Expect things to look a little different around Douglas County from now on, in the wake of Gov. Kate Brown’s Thursday announcement that 28 counties, including Douglas County, would be allowed to start what’s called a Phase I reopening.
Oregon and Douglas County governments announced details Thursday about what the reopening authorized under Phase I will look like, and when counties might have a shot at moving into Phase II.
Ultimately, the governor anticipates a three-phase process for returning to business as usual, but she cautioned that even those counties entering Phase I today will have a three-week wait before they will be allowed to apply for the next phase.
Brown said she knows many will be unhappy with the details of Friday’s reopening.
“Some people will hear these rules and see the list of counties entering Phase I and say we are still being too restrictive. Others will hear the exact same information and say we are moving too quickly to reopening the economy. I’ve been in this job long enough to know that I am not here to make everyone happy,” Brown said in a press conference Thursday.
She said her focus is on protecting the health and safety of Oregonians while understanding that job losses also have a negative impact on physical and mental health.
To obtain authorization for a Phase I reopening, counties had to prove they had a decrease in cases and hospitalizations, and that they had adequate plans in place to trace contacts of people who test positive and address any increase in COVID-19 cases.
Remaining in Phase I isn’t a sure thing. Brown said if counties see an increase in positive tests or hospitalizations, they could be subject to new stay-at-home orders.
Of the state’s 36 counties, three in the Portland area (Multnomah, Clackamas and Washington) did not apply to reopen yet. Marion and Polk counties applied but were denied, the governor said. Their status will be reviewed weekly. And Jefferson, Umatilla and Morrow Counties are still under review and have been asked to provide more information to the state.
The details of what would be allowed in Phase II and III reopenings are still being worked out, but according to the governor’s webpage, Phase II might include increasing gatherings to 100 people, increasing office work and allowing limited nursing home visitation.

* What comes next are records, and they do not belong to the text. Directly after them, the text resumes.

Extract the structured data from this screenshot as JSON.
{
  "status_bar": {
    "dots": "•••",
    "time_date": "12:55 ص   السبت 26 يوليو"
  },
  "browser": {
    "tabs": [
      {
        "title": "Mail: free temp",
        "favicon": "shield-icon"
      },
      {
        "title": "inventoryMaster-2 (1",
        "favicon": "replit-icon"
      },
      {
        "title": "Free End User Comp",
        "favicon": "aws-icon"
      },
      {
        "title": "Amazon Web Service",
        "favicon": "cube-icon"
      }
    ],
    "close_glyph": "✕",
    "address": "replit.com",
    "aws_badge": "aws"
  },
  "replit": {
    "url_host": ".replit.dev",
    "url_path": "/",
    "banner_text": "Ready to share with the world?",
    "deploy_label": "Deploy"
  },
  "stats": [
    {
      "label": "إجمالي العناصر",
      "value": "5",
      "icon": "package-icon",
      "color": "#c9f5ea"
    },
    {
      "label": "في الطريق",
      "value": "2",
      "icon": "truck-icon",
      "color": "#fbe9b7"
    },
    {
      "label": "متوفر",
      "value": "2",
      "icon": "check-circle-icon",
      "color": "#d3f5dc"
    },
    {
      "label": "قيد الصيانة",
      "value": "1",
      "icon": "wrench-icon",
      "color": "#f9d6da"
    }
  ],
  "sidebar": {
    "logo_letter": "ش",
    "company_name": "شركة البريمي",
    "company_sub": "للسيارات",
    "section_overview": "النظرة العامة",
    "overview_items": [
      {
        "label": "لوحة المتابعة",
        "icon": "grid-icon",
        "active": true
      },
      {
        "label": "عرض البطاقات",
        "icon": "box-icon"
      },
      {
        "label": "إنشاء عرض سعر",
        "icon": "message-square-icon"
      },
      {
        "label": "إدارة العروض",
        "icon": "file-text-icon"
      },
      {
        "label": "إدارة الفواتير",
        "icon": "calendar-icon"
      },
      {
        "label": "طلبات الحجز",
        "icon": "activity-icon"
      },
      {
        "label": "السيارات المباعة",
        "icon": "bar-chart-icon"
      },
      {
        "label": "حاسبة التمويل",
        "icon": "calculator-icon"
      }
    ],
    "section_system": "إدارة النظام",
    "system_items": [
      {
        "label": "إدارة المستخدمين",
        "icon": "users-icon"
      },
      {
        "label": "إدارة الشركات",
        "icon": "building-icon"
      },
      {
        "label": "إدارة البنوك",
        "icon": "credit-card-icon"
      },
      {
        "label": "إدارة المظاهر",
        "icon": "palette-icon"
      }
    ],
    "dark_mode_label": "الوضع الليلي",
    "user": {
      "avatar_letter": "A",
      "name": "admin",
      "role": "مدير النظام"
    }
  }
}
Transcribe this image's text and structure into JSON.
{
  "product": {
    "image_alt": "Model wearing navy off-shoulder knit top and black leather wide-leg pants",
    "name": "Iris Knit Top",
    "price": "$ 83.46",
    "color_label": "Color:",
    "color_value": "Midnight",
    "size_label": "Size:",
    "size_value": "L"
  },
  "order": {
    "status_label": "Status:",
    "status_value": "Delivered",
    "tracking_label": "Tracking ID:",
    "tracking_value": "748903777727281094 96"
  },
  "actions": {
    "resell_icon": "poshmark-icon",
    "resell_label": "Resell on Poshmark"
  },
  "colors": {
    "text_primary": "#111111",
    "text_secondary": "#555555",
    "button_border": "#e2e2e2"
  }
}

The move into Phase I means that Douglas County residents can now gather in groups of 25, rather than just 10. That still puts most fairs and festivals, many of which have continued to announce closures this week, out of reach. Counties would have to reach Phase III before they’d be allowed to have large gatherings like festivals, and that won’t happen until there’s a reliable vaccine, Brown said.
And Phase I doesn’t resolve the complaint of some local churches who want to reopen their doors.
But Phase I does allow many businesses whose doors have been closed — most notably stores, restaurants, gyms and personal service businesses like hair salons — to reopen. Restaurants, which had been limited to takeout only, can reopen their dining rooms so long as they ensure social distancing is maintained.
Restaurants and bars won’t be able to offer buffets, salad bars, karaoke, pool or bowling.
Gyms won’t be able to open their showers or swimming pools.
These rules are among the many guidelines issued by the Oregon Health Authority this week.
Those rules also say restaurants and bars must limit the number of customers and ensure tables are spaced at least six feet apart and remove seating if necessary. Customers will sit at every other booth if seating is back to back. Employees will wear masks, and the establishments will close by 10 p.m.
Barbershops and beauty salons will offer haircuts and other services by appointment only and will have to screen clients prior to their appointments. When customers arrive, they’ll wait in their car until it’s time for their haircut. Salons will also have to keep records of their clients and employees will wear masks. Customers are encouraged to wear masks too, but it’s not required.
Childcare is being allowed to resume, with limitations on the number of children who can be grouped together in a room.
Residents of the counties that have reached Phase I are able now to travel for recreational purposes, the governor said. Several state parks have reopened along the Southern Oregon Coast, including the Umpqua Lighthouse State Park, though overnight camping is still closed through at least June 8. A map of which sites are open or closed is available at https://oregonstateparks.org/index.cfm?do=v.dsp_parkstatus